By LOUISE THOMASON
The council took control of marketing Shetland as a tourism destination this week amid grave concerns about the centralised approach of the national body VisitScotland.
A new unit, to be named Promoting Shetland, will take over the role of providing a locally-tailored message to potential visitors from VisitScotland, although that organisation’s visitor information point at the Market Cross in Lerwick and other services, including market research, accommodation grading and international marketing, will be unaffected.
VisitScotland’s major campaign at the moment is for the Homecoming Scotland event later this year, which is based around Robert Burns, the clans and whisky. Shetland has its own Haemfarin in 2010.
At the Full Council this week, councillors approved the withdrawal of £450,000 hitherto given to VisitScotland, which will be used to fund the new unit. It will undertake local marketing, the running of the neighbourhood information points and the co-ordination of publicity.
The main impetus behind the decision was, councillors said, understanding that Shetland’s strength comes from its difference to the rest of Scotland. National tourism campaigns, therefore, often have little or no relevance to the isles.
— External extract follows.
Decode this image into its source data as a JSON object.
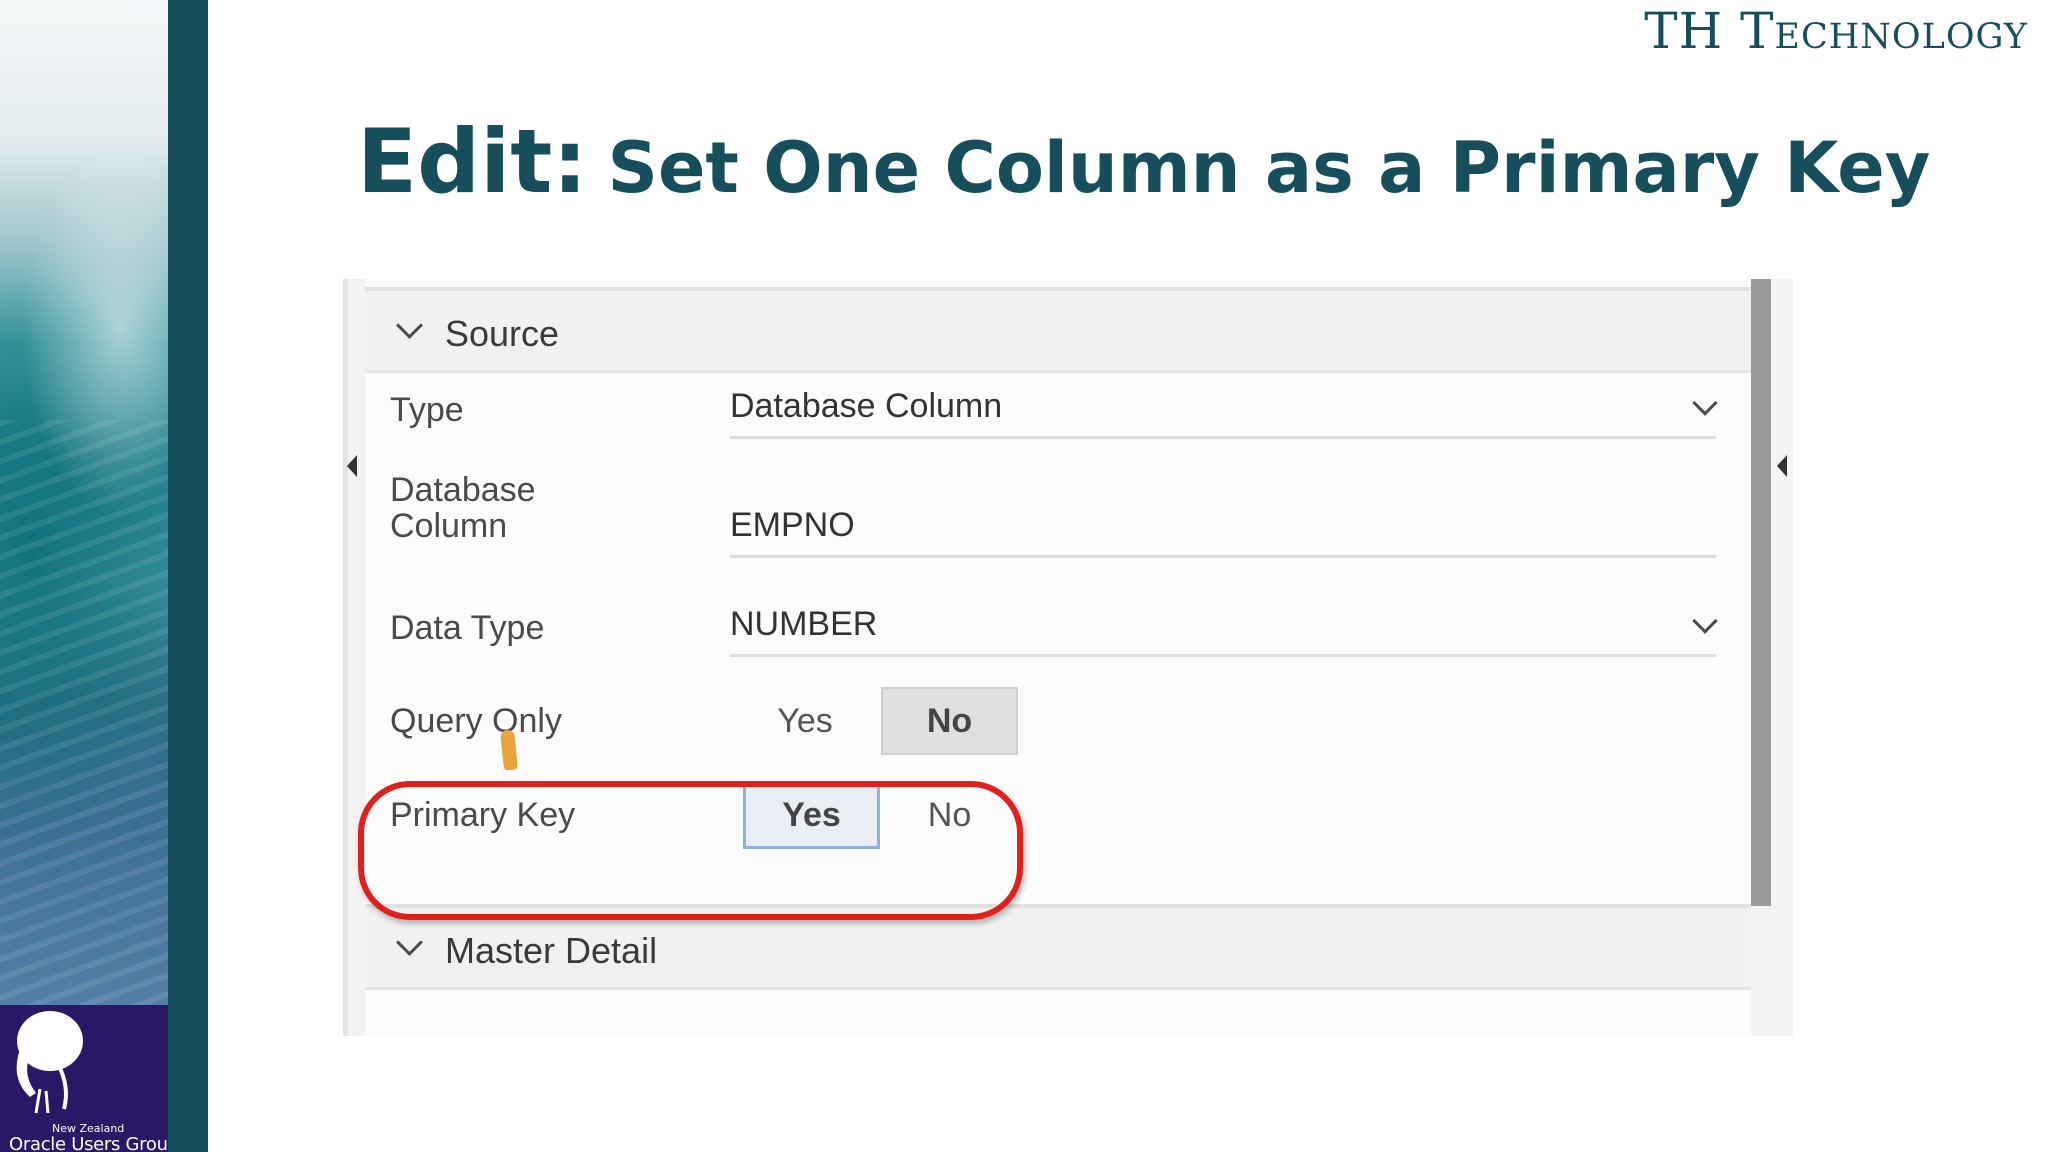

In a report, head of economic development Neil Grant observed: “We don’t have a clan culture, tartan, whisky and Gaelic heritage. We have no major golf courses, cannot be easily included in a short break or long weekend to Scotland and can only be reached from the mainland by relatively expensive air links or a 14 hour ferry crossing.”
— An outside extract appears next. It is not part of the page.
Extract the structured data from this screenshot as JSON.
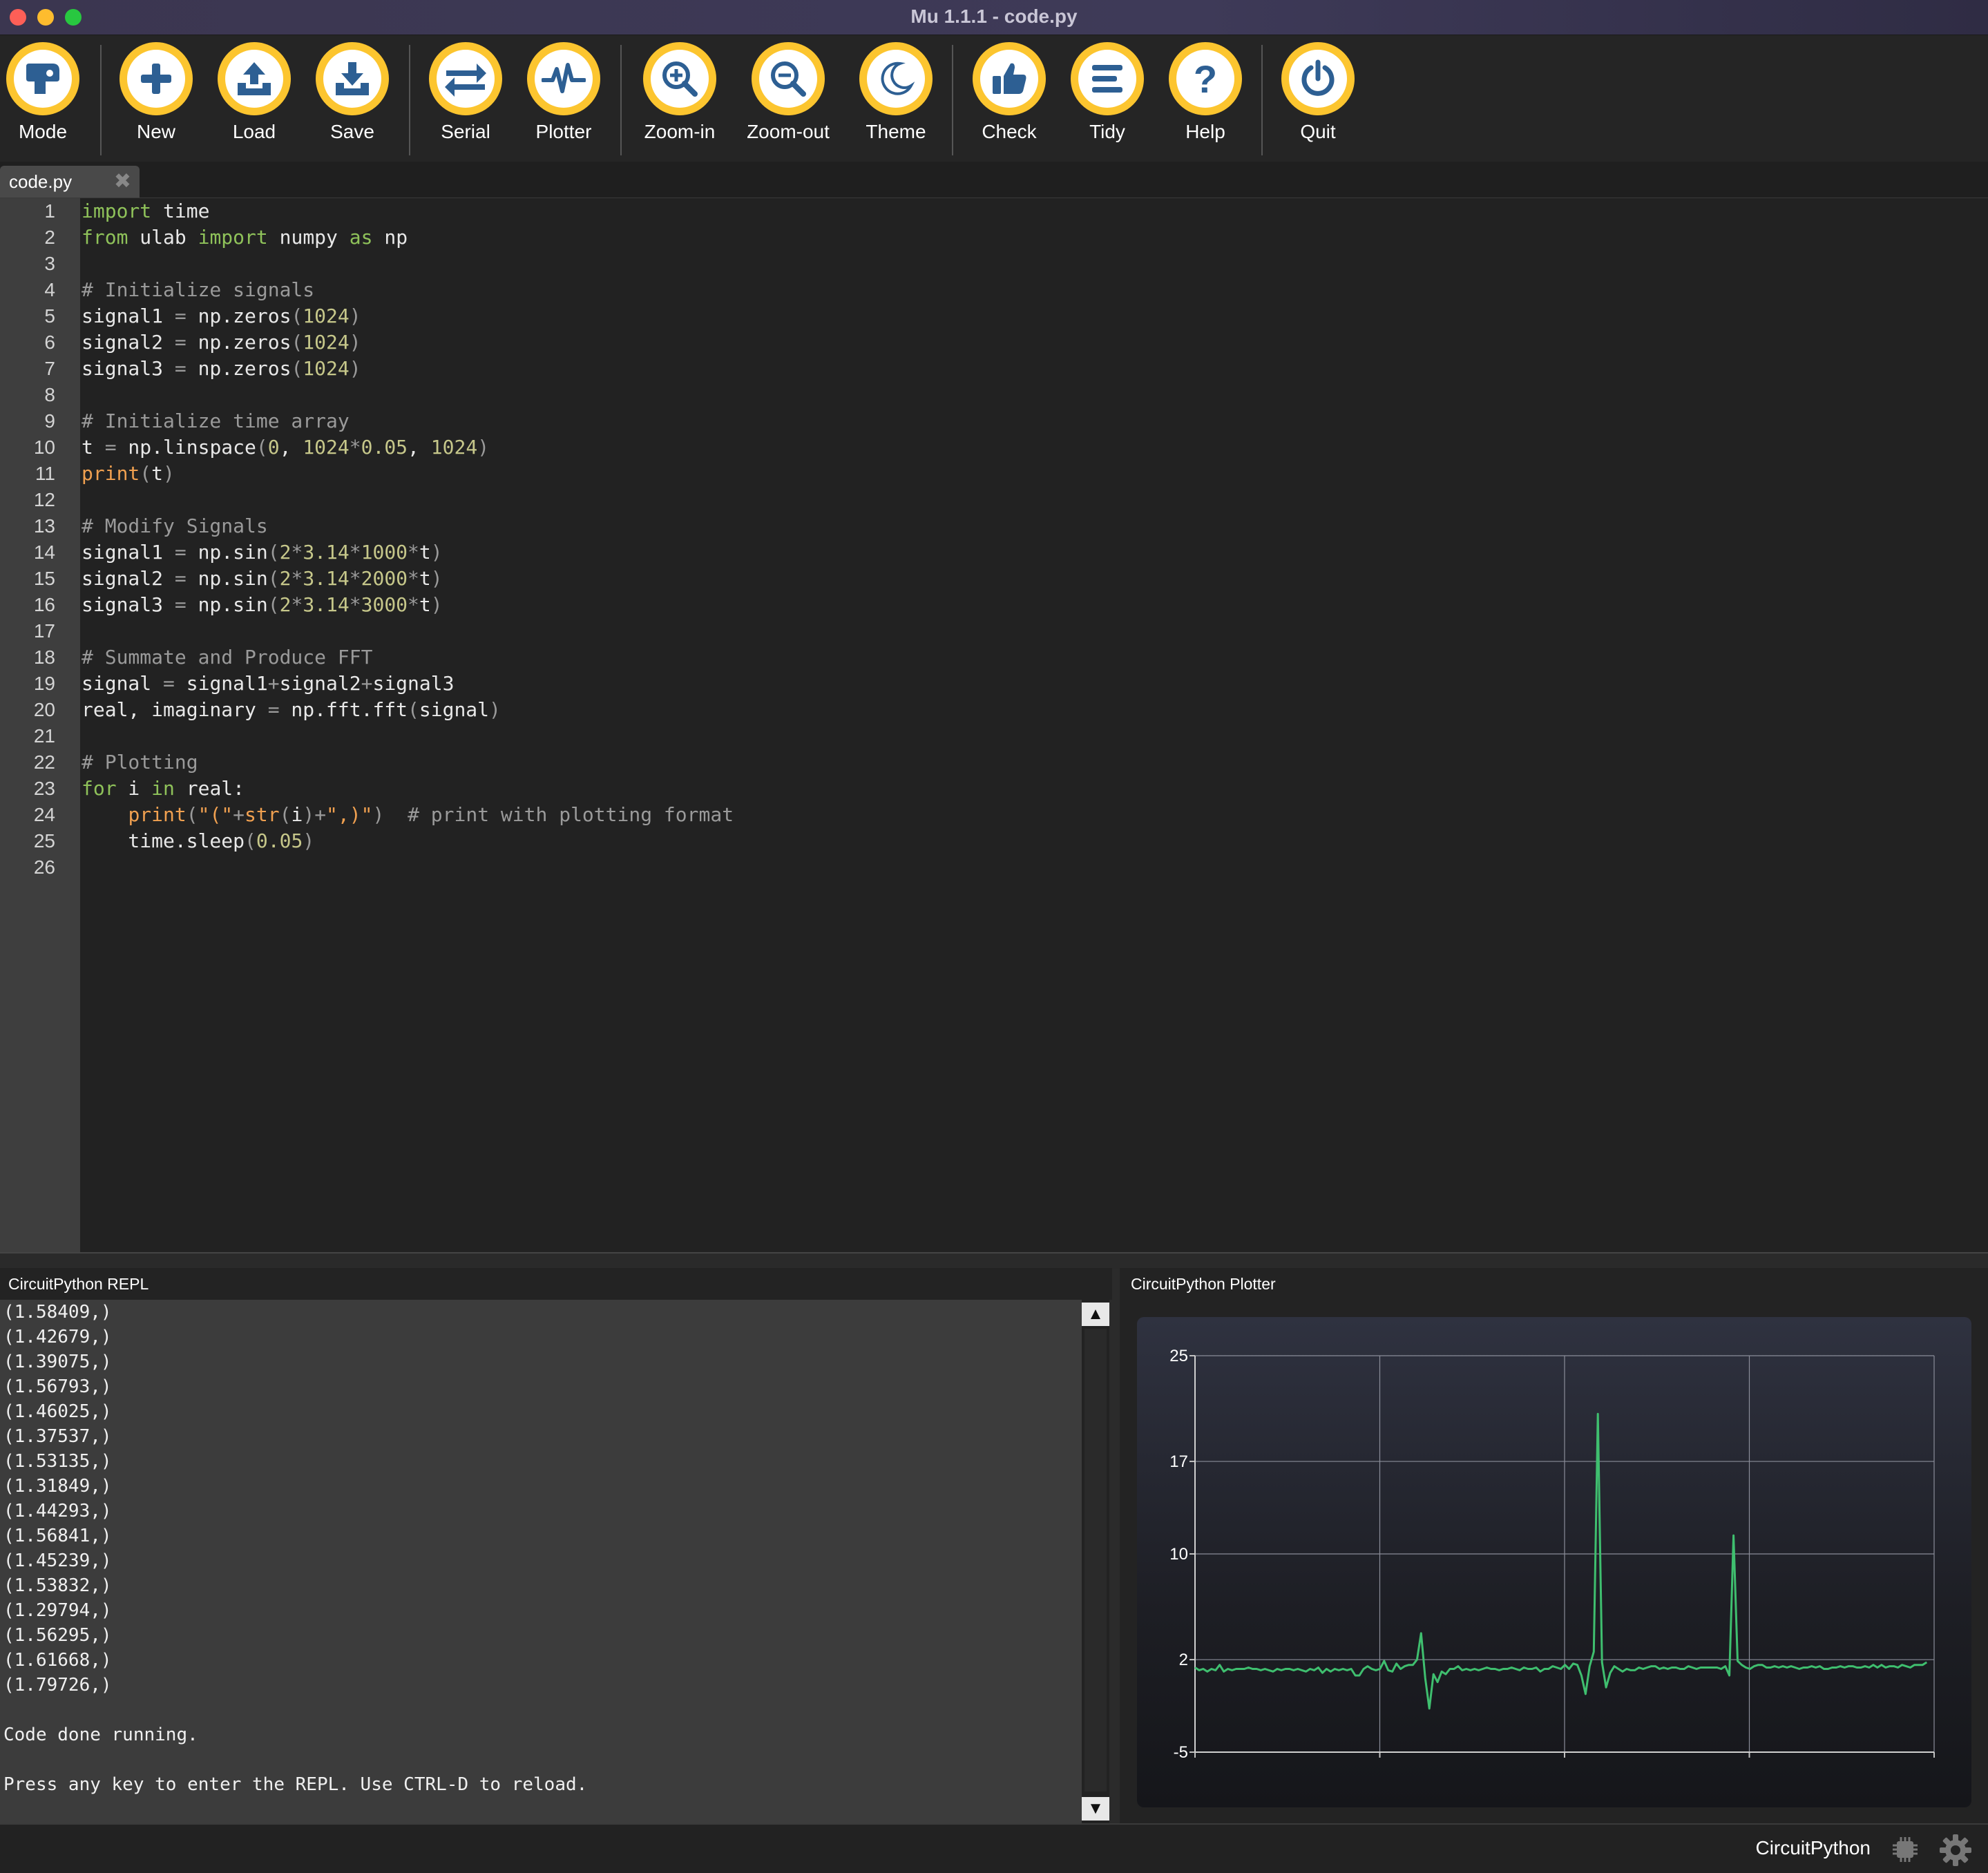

Development committee chairman councillor Josie Simpson said: “Everyone is agreed that Shetland offers different attractions and a unique range of products. “We think those differences are a strength, and we don’t want them to be masked or diluted. In an age of global commerce, it’s even more important that Shetland’s unique qualities are both preserved and promoted. “I think this new body will help secure our position in the market and it will allow us to gain more benefit from the very valuable marketing work that’s being done in Shetland by local businesses, a number of local agencies and the council.”
Convenor Sandy Cluness said there was a lack of understanding in centralised bodies that smaller areas were often in competition with each other and that he had experience of nationwide tourist bodies being less favoured in areas of Norway, among others.
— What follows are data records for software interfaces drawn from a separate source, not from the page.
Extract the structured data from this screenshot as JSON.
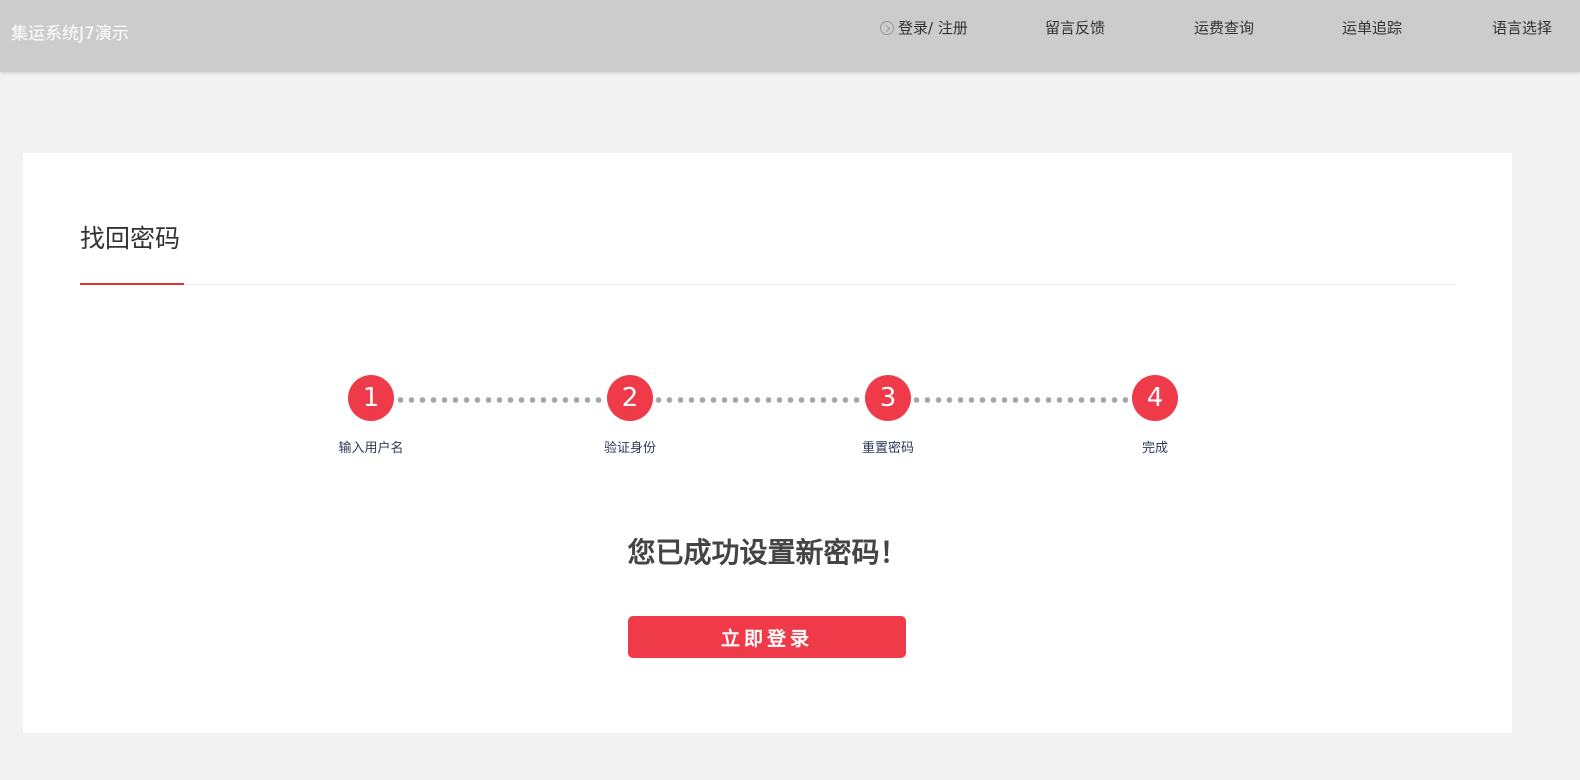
{
  "header": {
    "brand": "集运系统J7演示",
    "nav": {
      "login": "登录/ 注册",
      "feedback": "留言反馈",
      "freight_query": "运费查询",
      "tracking": "运单追踪",
      "language": "语言选择"
    }
  },
  "main": {
    "section_title": "找回密码",
    "steps": [
      {
        "number": "1",
        "label": "输入用户名"
      },
      {
        "number": "2",
        "label": "验证身份"
      },
      {
        "number": "3",
        "label": "重置密码"
      },
      {
        "number": "4",
        "label": "完成"
      }
    ],
    "current_step": 4,
    "success_message": "您已成功设置新密码！",
    "login_button": "立即登录"
  },
  "colors": {
    "accent": "#ef3a4a",
    "header_bg": "#cccccc",
    "page_bg": "#f2f2f2"
  }
}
After seeking legal advice and discussions with the Scottish government, VisitScotland and areas who already work under a similar scheme, it was agreed the group will be set up immediately and with a similar budget to the one previously paid to VisitScotland.
There are also plans for Promoting Shetland to have a database, which will hold people who have expressed an interest in the isles, as well as an image archive to be used for publications. Importance is also being placed on the linking of local industries to ensure that all are promoted equally.
A VisitScotland spokeswoman said: “VisitScotland is looking forward to hearing more about Promoting Shetland’s plans. With more countries than ever before competing in the global tourist marketplace there is a need for those involved in the tourism industry to work collaboratively for the common good of tourism which will ensure Shetland is promoted as the quality must-see, must-return destination it is.”